• _TASK BRIEF_
Tally up the lines below that carry the word "alite", answering with the figure alone.

(Component data from apps and pages)
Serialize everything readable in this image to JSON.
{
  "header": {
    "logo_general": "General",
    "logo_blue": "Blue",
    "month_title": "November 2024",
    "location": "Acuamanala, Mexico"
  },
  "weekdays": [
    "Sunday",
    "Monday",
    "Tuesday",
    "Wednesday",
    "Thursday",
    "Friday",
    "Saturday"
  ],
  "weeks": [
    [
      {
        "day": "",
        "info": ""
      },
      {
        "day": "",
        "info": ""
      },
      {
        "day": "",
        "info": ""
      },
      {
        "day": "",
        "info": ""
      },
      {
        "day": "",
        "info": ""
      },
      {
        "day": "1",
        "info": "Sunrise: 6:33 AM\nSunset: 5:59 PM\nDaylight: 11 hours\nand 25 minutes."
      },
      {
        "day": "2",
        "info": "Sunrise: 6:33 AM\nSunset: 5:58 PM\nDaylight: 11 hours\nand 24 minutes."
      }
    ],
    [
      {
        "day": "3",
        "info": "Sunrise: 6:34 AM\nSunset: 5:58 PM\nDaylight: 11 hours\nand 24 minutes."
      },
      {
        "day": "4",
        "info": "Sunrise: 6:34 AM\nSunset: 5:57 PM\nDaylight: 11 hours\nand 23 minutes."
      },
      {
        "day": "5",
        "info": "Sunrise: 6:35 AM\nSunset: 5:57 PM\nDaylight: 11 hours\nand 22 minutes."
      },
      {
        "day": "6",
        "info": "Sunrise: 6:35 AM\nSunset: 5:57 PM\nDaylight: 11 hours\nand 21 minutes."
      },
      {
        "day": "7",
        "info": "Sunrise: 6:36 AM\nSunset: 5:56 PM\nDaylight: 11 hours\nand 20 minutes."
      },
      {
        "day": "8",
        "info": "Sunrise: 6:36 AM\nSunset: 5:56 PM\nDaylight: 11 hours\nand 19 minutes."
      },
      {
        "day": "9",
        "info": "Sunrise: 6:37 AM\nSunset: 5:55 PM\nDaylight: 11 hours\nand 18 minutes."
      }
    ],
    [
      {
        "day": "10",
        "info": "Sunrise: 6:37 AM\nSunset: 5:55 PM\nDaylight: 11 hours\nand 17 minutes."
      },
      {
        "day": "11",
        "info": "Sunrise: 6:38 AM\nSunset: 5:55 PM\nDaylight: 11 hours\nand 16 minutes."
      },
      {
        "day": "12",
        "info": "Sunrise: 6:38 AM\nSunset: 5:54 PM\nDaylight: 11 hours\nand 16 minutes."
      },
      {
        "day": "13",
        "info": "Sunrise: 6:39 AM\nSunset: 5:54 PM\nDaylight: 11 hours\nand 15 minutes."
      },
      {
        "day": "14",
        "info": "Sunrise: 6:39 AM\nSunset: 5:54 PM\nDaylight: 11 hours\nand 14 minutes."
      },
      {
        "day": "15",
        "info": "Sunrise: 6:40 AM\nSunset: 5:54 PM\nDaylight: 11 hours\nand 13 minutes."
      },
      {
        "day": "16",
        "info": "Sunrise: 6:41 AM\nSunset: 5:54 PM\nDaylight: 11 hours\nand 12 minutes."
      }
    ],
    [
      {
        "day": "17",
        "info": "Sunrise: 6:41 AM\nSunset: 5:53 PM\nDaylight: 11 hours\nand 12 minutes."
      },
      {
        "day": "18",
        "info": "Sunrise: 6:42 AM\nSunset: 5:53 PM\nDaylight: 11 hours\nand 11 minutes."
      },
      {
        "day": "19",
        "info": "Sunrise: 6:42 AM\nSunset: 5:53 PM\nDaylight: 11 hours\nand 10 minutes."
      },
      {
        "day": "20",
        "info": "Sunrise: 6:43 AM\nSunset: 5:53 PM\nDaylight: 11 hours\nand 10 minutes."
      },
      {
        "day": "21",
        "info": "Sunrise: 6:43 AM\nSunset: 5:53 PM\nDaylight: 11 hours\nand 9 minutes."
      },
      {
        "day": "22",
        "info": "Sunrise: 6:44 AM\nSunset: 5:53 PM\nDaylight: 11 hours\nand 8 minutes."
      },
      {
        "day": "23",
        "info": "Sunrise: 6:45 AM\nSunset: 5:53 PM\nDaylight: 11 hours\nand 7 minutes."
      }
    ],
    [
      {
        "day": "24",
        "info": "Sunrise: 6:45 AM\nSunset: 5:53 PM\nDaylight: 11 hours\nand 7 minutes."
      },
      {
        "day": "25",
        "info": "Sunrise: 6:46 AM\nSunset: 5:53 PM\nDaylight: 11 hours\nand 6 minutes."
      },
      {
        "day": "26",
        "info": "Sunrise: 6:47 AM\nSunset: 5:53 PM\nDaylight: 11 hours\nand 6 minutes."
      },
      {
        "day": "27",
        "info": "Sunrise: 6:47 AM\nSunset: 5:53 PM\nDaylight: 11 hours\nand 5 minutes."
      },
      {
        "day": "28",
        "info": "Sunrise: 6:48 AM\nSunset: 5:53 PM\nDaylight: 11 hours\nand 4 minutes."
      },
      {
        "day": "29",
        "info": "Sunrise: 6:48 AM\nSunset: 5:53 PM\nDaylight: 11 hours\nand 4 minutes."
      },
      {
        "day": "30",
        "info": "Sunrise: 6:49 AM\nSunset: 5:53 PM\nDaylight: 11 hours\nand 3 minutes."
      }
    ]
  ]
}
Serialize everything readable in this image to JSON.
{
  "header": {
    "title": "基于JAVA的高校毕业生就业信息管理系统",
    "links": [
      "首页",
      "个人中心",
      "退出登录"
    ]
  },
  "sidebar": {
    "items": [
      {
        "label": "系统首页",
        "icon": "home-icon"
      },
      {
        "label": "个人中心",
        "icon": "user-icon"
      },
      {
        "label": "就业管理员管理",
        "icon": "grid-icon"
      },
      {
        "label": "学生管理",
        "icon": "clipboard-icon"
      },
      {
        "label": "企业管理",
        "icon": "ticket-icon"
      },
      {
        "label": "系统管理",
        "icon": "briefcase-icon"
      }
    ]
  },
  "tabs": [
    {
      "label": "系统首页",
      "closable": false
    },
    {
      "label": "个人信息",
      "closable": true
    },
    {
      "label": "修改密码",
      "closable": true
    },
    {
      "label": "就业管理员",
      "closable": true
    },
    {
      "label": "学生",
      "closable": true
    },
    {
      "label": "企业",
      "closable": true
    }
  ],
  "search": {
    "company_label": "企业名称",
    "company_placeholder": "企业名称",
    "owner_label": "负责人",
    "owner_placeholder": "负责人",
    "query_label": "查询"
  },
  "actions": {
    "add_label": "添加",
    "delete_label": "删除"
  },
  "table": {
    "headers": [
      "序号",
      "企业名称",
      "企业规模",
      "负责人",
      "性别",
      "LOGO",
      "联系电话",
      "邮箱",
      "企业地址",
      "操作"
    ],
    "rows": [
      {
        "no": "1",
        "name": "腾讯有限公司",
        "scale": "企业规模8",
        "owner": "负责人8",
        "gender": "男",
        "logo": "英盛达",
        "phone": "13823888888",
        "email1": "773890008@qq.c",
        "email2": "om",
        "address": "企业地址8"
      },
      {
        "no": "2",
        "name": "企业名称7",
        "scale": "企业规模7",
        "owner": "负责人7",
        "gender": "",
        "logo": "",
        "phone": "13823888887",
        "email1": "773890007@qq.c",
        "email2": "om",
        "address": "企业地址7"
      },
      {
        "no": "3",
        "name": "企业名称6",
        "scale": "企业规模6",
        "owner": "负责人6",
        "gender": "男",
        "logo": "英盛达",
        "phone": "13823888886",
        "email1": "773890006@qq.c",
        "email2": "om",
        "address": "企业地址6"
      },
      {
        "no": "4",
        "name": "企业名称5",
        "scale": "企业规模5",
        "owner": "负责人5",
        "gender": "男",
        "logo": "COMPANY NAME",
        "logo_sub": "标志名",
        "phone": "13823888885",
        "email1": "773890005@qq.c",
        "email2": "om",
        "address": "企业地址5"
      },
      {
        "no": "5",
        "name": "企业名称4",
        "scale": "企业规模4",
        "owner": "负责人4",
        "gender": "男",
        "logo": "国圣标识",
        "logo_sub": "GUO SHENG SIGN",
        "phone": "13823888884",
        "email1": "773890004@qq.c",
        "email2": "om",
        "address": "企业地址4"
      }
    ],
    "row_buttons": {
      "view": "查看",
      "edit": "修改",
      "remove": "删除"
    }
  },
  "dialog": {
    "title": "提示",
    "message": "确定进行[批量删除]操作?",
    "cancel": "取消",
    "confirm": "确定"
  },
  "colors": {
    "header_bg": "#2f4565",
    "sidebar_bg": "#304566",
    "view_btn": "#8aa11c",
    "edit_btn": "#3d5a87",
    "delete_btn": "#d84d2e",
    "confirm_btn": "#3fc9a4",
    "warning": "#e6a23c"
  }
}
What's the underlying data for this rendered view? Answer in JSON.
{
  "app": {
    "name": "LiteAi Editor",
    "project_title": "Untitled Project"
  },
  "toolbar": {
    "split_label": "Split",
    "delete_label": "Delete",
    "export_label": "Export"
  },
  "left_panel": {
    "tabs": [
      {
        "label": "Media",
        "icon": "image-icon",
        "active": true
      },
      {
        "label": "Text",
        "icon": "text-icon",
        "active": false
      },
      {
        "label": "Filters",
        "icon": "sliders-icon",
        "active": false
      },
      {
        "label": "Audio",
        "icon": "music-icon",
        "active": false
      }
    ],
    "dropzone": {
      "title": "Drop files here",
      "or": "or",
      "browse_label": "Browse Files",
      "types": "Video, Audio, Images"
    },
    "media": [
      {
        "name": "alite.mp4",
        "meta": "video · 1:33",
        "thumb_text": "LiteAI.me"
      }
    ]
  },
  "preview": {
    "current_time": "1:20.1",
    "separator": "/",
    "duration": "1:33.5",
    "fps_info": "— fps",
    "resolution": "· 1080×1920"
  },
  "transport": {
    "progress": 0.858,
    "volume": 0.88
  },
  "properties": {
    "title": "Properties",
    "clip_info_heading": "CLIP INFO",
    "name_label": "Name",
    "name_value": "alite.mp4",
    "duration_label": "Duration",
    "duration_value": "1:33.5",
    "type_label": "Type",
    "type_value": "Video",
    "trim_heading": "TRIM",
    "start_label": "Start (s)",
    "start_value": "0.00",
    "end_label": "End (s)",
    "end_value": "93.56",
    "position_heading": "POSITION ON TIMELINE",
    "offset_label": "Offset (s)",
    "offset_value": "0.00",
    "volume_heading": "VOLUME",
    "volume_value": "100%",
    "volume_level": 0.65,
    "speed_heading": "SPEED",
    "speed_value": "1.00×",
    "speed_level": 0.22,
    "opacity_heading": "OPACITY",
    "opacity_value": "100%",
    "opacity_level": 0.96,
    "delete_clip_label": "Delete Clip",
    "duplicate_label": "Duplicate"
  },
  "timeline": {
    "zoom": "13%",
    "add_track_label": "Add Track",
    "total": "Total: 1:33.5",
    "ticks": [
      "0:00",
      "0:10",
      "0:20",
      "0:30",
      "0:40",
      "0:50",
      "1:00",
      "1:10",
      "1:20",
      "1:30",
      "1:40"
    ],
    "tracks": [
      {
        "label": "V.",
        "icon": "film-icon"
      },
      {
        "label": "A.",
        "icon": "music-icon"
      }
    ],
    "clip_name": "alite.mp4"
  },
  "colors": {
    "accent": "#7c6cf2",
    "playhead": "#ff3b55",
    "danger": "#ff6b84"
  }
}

• _SOLUTION TO THIS TASK_
3